I have to admit it: it can be hard to take news about the latest healthy diet too seriously. There seems to be an endless list of recommendations about food choices, but little consensus. It’s enough to confuse even the most careful reader of health news.
For a long while, low-fat diets ruled. But, then came the paleo diet, the keto diet, the LA diet, the South Beach diet, the Mediterranean diet, and many others — including diets around which entire companies are based (such as Jenny Craig, Weight Watchers, and NutriSystem). Eggs were terrible; now they’re okay (in moderation, of course). There are cleanses, detoxes, and foods to fight inflammation.
Still, one of the newer entries into the deluge of nutrition news may seem like one of the unlikeliest: chili pepper.
Time to spice up your diet?
According to a new report, chili pepper in your diet could lower your risk of dying of cancer or cardiovascular disease, and could also promote longevity.
The analysis included data from more than a half a million people in multiple countries. When compared with people who never or rarely ate chili pepper, those who ate it regularly had lower rates of death due to cardiovascular disease (by 26%), cancer (by 23%), or any cause (by 25%).
While findings from this report might seem too good to be true, they build on the publication of several other studies linking health benefits to chili pepper consumption. For example, this study found that people who consumed chili pepper four or more times per week over eight years had significantly lower rates of death, including due to cardiovascular disease, compared with people who rarely or never did.
The reason chili pepper might be a boon to health isn’t clear. One theory attributes it to capsaicin. That’s the ingredient in chili pepper that gives it its heat. Capsaicin is a potent antioxidant with anti-inflammatory properties.
Before you revise your shopping list…
These findings are intriguing, but not definitive. The report is an analysis of four large observational studies. So while it describes a link between chili pepper consumption and health benefits, it cannot prove that eating chilis caused this. In fact, chili pepper might actually have little to do with the findings: perhaps people who eat chili peppers are using it to spice up an already healthy diet, and that diet might be responsible for the health benefits.
The various studies included in this new report used different types and amounts of chili pepper. And these findings have not yet been published in a peer-reviewed medical journal; so far, they have only been presented at the 2020 American Heart Association meeting. That means the findings should be considered preliminary.
In addition, there could be downsides to eating chili pepper. For one thing, some people don’t like highly spicy foods. And some past studies have linked chili pepper consumption with gallbladder cancer; this finding is not definitive either, as it also comes from observational studies.
The bottom line
If you like adding chili pepper to your food, this latest report is reason to continue. But it’s too soon to say everyone should start consuming it regularly to improve their health. Additional research will be needed to confirm that the overall impact on health is positive. And if it is, we need to determine how much chili pepper is best. And does the type of chili pepper matter? How long does it take to see a benefit?

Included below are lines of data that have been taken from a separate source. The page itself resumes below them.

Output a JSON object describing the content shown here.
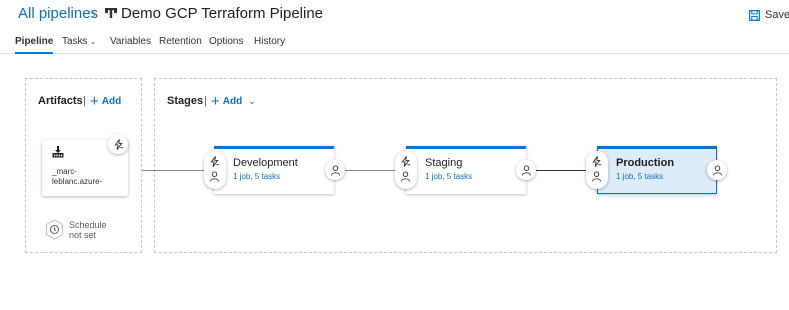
{
  "header": {
    "breadcrumb": "All pipelines",
    "title": "Demo GCP Terraform Pipeline",
    "save_label": "Save"
  },
  "tabs": [
    {
      "label": "Pipeline",
      "active": true
    },
    {
      "label": "Tasks",
      "has_dropdown": true
    },
    {
      "label": "Variables"
    },
    {
      "label": "Retention"
    },
    {
      "label": "Options"
    },
    {
      "label": "History"
    }
  ],
  "artifacts": {
    "title": "Artifacts",
    "separator": "|",
    "add_label": "Add",
    "items": [
      {
        "name_line1": "_marc-",
        "name_line2": "leblanc.azure-",
        "icon": "build-artifact-icon"
      }
    ],
    "schedule": {
      "line1": "Schedule",
      "line2": "not set"
    }
  },
  "stages_panel": {
    "title": "Stages",
    "separator": "|",
    "add_label": "Add"
  },
  "stages": [
    {
      "name": "Development",
      "summary": "1 job, 5 tasks",
      "selected": false
    },
    {
      "name": "Staging",
      "summary": "1 job, 5 tasks",
      "selected": false
    },
    {
      "name": "Production",
      "summary": "1 job, 5 tasks",
      "selected": true
    }
  ],
  "colors": {
    "accent": "#0078d4",
    "link": "#106ebe",
    "selected_stage_bg": "#deecf9",
    "border": "#c8c6c4"
  }
}
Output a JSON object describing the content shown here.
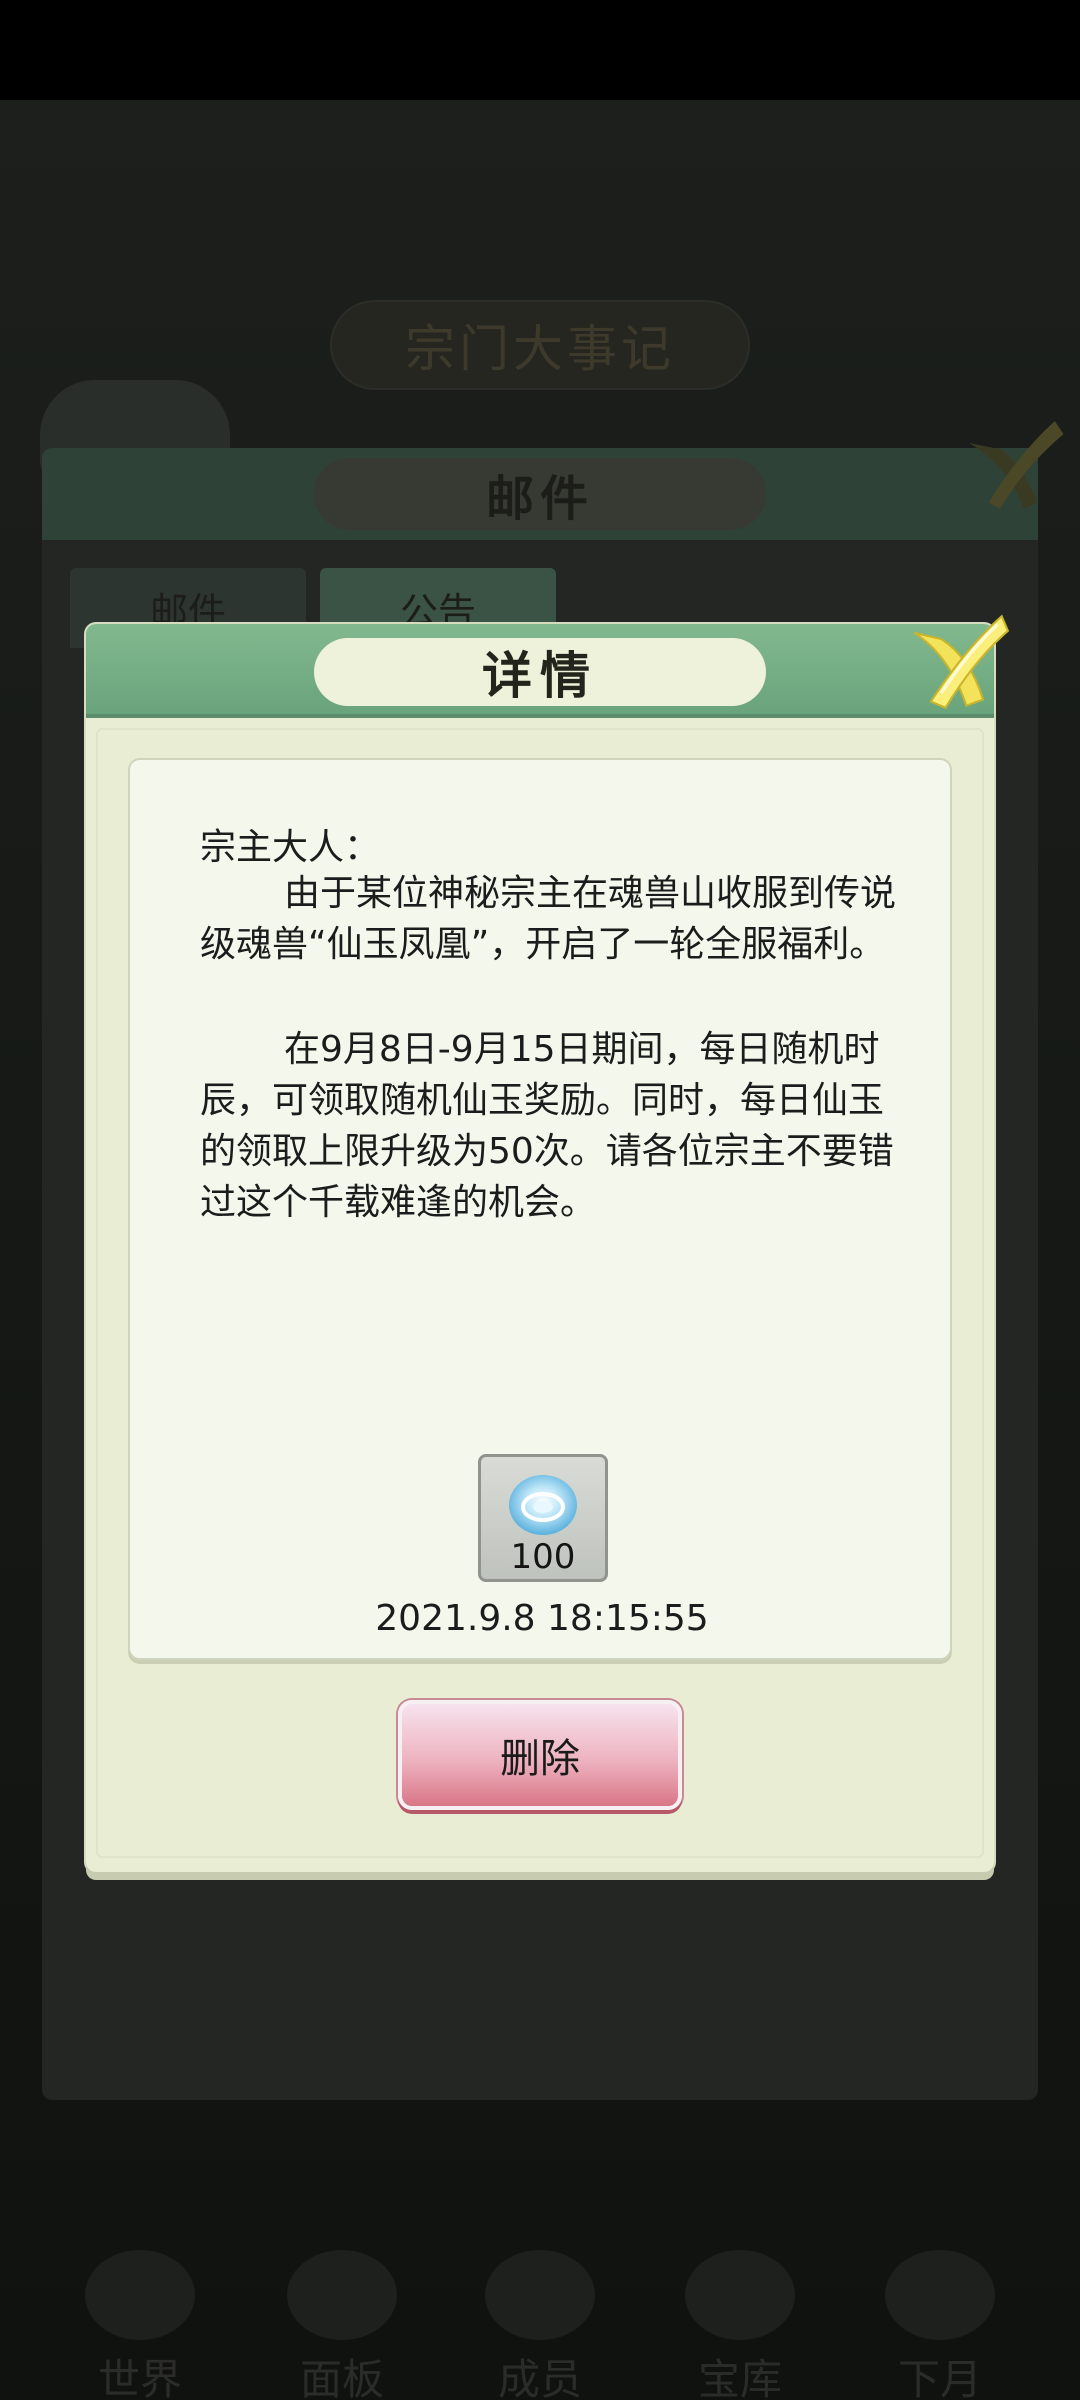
{
  "background": {
    "banner_title": "宗门大事记",
    "panel_title": "邮件",
    "tabs": [
      "邮件",
      "公告"
    ],
    "nav": [
      "世界",
      "面板",
      "成员",
      "宝库",
      "下月"
    ]
  },
  "dialog": {
    "title": "详情",
    "mail": {
      "greeting": "宗主大人：",
      "paragraphs": [
        "由于某位神秘宗主在魂兽山收服到传说级魂兽“仙玉凤凰”，开启了一轮全服福利。",
        "在9月8日-9月15日期间，每日随机时辰，可领取随机仙玉奖励。同时，每日仙玉的领取上限升级为50次。请各位宗主不要错过这个千载难逢的机会。"
      ],
      "reward": {
        "icon": "jade-orb-icon",
        "count": "100"
      },
      "timestamp": "2021.9.8   18:15:55"
    },
    "delete_label": "删除"
  },
  "colors": {
    "dialog_header": "#6aa47c",
    "dialog_bg": "#e9edd4",
    "card_bg": "#f4f8ec",
    "delete_button": "#eeb3c0",
    "close_icon": "#f3e35a"
  }
}
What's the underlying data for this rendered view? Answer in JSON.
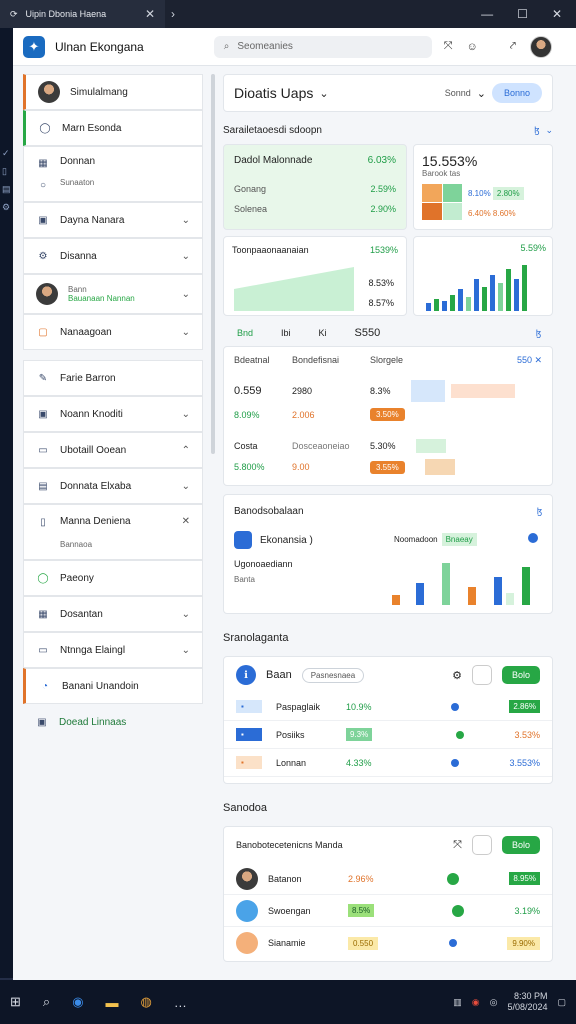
{
  "window": {
    "tab_title": "Uipin Dbonia Haena",
    "tab_close": "✕",
    "new_tab": "›",
    "minimize": "—",
    "maximize": "☐",
    "close": "✕"
  },
  "header": {
    "title": "Ulnan Ekongana",
    "search_placeholder": "Seomeanies"
  },
  "sidebar": {
    "items": [
      {
        "label": "Simulalmang"
      },
      {
        "label": "Marn Esonda"
      },
      {
        "label": "Donnan",
        "sub": "Sunaaton"
      },
      {
        "label": "Dayna Nanara"
      },
      {
        "label": "Disanna"
      },
      {
        "label": "Bann",
        "sub": "Bauanaan Nannan"
      },
      {
        "label": "Nanaagoan"
      },
      {
        "label": "Farie Barron"
      },
      {
        "label": "Noann Knoditi"
      },
      {
        "label": "Ubotaill Ooean"
      },
      {
        "label": "Donnata Elxaba"
      },
      {
        "label": "Manna Deniena",
        "sub": "Bannaoa"
      },
      {
        "label": "Paeony"
      },
      {
        "label": "Dosantan"
      },
      {
        "label": "Ntnnga Elaingl"
      },
      {
        "label": "Banani Unandoin"
      },
      {
        "label": "Doead Linnaas"
      }
    ]
  },
  "top": {
    "title": "Dioatis Uaps",
    "sort": "Sonnd",
    "button": "Bonno"
  },
  "section1": {
    "title": "Sarailetaoesdi sdoopn",
    "right": "ɮ"
  },
  "kpi": {
    "a_title": "Dadol Malonnade",
    "a_val": "6.03%",
    "a_r1": "Gonang",
    "a_r1v": "2.59%",
    "a_r2": "Solenea",
    "a_r2v": "2.90%",
    "b_title": "15.553%",
    "b_sub": "Barook tas",
    "b_r1": "8.10%",
    "b_r1b": "2.80%",
    "b_r2": "6.40%",
    "b_r2b": "8.60%",
    "c_title": "Toonpaaonaanaian",
    "c_v1": "1539%",
    "c_v2": "8.53%",
    "c_v3": "8.57%",
    "d_v": "5.59%"
  },
  "row_labels": {
    "a": "Bnd",
    "b": "Ibi",
    "c": "Ki",
    "d": "S550",
    "e": "ɮ"
  },
  "table1": {
    "head": [
      "Bdeatnal",
      "Bondefisnai",
      "Slorgele"
    ],
    "right": "550 ✕",
    "r1": [
      "0.559",
      "2980",
      "8.3%"
    ],
    "r1b": [
      "8.09%",
      "2.006",
      "3.50%"
    ],
    "r2": [
      "Costa",
      "Dosceaoneiao",
      "5.30%"
    ],
    "r2b": [
      "5.800%",
      "9.00",
      "3.55%"
    ]
  },
  "analytics": {
    "title": "Banodsobalaan",
    "right": "ɮ",
    "brand": "Ekonansia )",
    "sub": "Ugonoaediann",
    "meta": "Banta",
    "legend": "Noomadoon",
    "legend_tag": "Bnaeay"
  },
  "section2": {
    "title": "Sranolaganta",
    "btn": "Baan",
    "pill": "Pasnesnaea",
    "action": "Bolo",
    "rows": [
      [
        "Paspaglaik",
        "10.9%",
        "2.86%"
      ],
      [
        "Posiiks",
        "9.3%",
        "3.53%"
      ],
      [
        "Lonnan",
        "4.33%",
        "3.553%"
      ]
    ]
  },
  "section3": {
    "title": "Sanodoa",
    "sub": "Banobotecetenicns Manda",
    "action": "Bolo",
    "rows": [
      [
        "Batanon",
        "2.96%",
        "8.95%"
      ],
      [
        "Swoengan",
        "8.5%",
        "3.19%"
      ],
      [
        "Sianamie",
        "0.550",
        "9.90%"
      ]
    ]
  },
  "taskbar": {
    "time": "8:30 PM",
    "date": "5/08/2024"
  }
}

For people like me who love spicy foods, this news about chili pepper is welcome. But it’s important to keep these findings in perspective: a single spice is unlikely to have any major impact compared to other parts of a healthy lifestyle, including a well-balanced, heart-healthy diet, getting regular exercise, and avoiding excess weight.
So, even if chili peppers are proven to provide health benefits, one spice can only do so much: eating fast-food pizza several times a week doesn’t become a healthy diet just by adding extra chili flakes.
Follow me on Twitter @RobShmerling
As a service to our readers, Harvard Health Publishing provides access to our library of archived content.
Please note the date of last review or update on all articles. No content on this site, regardless of date,
should ever be used as a substitute for direct medical advice from your doctor or other qualified clinician.
Commenting has been closed for this post.